▶ What is expected: In the entries below, find the lines with the word "audience" and copy them.

[Component data from apps and pages]
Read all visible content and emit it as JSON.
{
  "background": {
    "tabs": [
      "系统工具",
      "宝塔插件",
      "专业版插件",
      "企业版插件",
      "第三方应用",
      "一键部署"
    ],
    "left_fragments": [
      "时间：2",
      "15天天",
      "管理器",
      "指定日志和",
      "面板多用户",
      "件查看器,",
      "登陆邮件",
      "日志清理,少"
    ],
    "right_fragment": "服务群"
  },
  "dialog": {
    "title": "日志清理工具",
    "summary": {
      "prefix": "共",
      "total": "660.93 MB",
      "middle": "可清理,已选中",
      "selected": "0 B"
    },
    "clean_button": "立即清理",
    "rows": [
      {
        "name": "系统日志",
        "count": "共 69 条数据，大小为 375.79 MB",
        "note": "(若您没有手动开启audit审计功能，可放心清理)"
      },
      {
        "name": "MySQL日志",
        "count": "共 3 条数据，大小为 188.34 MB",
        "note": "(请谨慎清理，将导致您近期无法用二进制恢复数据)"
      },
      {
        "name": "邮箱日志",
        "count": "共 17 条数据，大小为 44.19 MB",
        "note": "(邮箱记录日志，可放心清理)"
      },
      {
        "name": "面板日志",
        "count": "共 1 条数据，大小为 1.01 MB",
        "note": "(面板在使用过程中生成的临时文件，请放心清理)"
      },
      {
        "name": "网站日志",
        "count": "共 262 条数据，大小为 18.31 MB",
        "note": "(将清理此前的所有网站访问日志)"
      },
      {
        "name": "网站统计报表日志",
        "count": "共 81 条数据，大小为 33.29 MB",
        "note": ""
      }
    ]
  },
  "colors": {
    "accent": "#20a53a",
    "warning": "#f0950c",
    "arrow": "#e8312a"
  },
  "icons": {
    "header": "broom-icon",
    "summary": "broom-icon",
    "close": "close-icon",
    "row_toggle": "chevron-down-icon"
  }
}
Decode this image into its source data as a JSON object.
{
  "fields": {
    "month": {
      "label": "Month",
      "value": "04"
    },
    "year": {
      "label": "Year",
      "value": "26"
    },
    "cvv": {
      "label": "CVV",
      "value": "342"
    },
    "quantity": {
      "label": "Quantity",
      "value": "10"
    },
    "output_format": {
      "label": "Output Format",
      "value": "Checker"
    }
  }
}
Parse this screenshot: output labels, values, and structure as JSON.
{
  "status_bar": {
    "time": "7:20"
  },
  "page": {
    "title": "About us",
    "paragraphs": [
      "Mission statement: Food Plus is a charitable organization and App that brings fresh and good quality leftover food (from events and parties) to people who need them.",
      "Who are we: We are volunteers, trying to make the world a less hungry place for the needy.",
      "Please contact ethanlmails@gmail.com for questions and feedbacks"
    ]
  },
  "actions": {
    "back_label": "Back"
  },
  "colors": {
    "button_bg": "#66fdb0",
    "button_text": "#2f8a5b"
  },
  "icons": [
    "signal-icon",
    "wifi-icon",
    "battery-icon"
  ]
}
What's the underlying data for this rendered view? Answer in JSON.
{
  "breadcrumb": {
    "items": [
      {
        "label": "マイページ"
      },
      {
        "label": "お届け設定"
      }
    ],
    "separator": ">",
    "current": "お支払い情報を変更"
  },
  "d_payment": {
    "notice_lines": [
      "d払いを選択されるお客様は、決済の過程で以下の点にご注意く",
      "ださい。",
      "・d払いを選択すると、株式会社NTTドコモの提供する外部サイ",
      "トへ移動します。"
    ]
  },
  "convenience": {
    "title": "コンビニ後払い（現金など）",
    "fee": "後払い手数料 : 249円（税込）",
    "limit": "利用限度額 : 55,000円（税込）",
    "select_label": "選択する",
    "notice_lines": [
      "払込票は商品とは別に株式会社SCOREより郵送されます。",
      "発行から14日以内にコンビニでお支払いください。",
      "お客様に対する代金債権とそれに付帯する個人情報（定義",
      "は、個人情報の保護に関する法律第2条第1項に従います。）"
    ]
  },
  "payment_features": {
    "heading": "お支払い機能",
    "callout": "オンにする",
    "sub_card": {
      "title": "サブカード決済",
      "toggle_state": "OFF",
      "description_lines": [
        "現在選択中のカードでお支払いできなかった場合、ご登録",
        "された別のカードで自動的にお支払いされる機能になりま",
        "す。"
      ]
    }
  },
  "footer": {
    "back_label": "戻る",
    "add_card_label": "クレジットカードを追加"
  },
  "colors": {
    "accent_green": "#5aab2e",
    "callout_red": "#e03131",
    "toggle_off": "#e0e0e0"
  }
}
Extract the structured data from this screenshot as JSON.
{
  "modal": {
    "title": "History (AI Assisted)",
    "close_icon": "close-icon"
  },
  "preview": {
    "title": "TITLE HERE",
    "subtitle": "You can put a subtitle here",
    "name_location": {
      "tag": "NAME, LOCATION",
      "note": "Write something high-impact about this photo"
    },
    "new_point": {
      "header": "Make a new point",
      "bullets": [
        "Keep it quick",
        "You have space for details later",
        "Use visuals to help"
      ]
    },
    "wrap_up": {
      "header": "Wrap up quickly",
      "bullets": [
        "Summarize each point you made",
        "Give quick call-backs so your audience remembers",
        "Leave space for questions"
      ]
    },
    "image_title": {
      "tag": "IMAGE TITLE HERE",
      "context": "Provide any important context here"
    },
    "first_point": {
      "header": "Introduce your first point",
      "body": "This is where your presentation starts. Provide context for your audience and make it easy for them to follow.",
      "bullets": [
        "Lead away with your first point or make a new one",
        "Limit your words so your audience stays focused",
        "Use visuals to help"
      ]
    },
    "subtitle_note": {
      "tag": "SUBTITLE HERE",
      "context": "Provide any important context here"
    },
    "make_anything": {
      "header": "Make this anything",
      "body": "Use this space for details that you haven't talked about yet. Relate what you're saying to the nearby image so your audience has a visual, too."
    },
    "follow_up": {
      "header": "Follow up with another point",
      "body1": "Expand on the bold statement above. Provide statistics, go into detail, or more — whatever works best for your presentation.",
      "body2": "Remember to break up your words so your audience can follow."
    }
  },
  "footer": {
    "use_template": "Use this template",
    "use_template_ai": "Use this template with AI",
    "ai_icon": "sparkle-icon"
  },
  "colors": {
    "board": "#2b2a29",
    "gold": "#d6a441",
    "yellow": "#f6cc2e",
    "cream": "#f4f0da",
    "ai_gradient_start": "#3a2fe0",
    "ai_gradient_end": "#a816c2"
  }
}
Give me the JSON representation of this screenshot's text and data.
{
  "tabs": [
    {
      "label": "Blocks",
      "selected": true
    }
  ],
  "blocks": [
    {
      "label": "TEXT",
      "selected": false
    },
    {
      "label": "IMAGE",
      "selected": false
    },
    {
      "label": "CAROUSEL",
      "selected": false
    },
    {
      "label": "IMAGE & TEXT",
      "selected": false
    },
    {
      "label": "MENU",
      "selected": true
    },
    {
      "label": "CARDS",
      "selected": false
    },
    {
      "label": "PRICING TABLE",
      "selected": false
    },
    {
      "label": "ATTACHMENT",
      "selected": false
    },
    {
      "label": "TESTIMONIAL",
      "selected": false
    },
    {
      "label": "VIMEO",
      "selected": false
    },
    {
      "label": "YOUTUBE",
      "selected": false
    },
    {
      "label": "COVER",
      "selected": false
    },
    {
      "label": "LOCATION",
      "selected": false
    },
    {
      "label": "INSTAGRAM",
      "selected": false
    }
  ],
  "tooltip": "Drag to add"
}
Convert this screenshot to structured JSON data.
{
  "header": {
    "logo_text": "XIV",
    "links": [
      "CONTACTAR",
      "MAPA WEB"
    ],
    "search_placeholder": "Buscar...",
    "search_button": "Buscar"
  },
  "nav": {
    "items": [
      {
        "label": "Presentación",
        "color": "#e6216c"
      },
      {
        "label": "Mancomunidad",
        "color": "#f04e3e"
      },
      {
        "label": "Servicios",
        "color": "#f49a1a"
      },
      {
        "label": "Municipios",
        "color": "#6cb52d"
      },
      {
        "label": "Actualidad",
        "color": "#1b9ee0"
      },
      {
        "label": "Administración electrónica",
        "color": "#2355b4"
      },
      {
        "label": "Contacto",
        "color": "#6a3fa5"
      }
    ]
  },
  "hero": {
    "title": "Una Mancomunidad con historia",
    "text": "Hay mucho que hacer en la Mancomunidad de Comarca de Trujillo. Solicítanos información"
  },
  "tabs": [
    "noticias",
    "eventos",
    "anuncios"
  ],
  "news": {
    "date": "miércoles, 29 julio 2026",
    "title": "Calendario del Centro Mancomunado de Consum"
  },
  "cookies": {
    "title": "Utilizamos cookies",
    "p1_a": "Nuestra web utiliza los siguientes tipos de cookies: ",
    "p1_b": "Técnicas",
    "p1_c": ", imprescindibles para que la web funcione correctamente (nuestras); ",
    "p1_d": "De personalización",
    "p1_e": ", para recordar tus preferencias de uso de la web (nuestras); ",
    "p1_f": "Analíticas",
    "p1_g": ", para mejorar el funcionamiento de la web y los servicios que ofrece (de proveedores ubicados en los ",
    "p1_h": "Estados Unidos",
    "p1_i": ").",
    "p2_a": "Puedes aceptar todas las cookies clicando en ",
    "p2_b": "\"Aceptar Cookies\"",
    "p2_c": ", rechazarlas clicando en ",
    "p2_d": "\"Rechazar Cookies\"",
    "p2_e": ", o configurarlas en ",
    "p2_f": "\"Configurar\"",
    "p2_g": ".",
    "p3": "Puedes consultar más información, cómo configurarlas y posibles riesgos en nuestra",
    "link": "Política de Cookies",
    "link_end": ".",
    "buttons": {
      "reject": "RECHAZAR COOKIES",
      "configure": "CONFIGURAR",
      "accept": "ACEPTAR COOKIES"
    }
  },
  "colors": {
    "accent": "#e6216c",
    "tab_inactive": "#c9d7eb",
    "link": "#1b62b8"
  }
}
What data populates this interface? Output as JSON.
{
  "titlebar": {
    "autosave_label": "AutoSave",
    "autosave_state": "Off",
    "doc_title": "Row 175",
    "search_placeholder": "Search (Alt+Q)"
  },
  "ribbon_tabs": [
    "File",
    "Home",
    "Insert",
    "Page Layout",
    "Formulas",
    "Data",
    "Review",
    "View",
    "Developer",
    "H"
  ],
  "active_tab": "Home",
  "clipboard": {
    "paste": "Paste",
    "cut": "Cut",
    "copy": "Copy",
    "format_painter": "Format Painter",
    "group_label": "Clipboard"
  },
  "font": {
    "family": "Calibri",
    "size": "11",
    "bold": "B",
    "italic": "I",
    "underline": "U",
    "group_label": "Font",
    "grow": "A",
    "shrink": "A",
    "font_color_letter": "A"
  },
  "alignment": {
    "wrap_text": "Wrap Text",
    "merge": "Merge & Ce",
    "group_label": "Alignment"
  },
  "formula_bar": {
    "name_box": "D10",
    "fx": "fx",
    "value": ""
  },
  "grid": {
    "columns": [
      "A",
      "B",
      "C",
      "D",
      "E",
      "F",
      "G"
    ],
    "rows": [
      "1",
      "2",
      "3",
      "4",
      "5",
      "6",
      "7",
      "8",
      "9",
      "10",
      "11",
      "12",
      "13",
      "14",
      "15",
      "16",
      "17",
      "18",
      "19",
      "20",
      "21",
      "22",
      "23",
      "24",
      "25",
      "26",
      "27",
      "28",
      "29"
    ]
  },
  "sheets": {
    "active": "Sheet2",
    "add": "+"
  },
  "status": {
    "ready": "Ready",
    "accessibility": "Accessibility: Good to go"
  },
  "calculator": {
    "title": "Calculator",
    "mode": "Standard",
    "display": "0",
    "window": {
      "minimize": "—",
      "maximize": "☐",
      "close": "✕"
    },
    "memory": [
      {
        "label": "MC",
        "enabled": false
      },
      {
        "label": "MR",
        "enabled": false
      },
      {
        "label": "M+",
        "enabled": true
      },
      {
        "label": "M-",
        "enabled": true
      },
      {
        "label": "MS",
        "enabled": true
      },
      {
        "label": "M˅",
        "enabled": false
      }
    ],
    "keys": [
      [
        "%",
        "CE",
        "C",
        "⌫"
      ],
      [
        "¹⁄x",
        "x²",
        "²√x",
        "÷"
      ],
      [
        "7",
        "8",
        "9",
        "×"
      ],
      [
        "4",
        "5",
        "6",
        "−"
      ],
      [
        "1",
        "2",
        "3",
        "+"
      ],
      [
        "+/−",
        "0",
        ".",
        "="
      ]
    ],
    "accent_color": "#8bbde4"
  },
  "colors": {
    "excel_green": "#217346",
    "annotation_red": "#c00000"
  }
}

▶ Answer section:
        "Give quick call-backs so your audience remembers",
      "body": "This is where your presentation starts. Provide context for your audience and make it easy for them to follow.",
        "Limit your words so your audience stays focused",
      "body": "Use this space for details that you haven't talked about yet. Relate what you're saying to the nearby image so your audience has a visual, too."
      "body2": "Remember to break up your words so your audience can follow."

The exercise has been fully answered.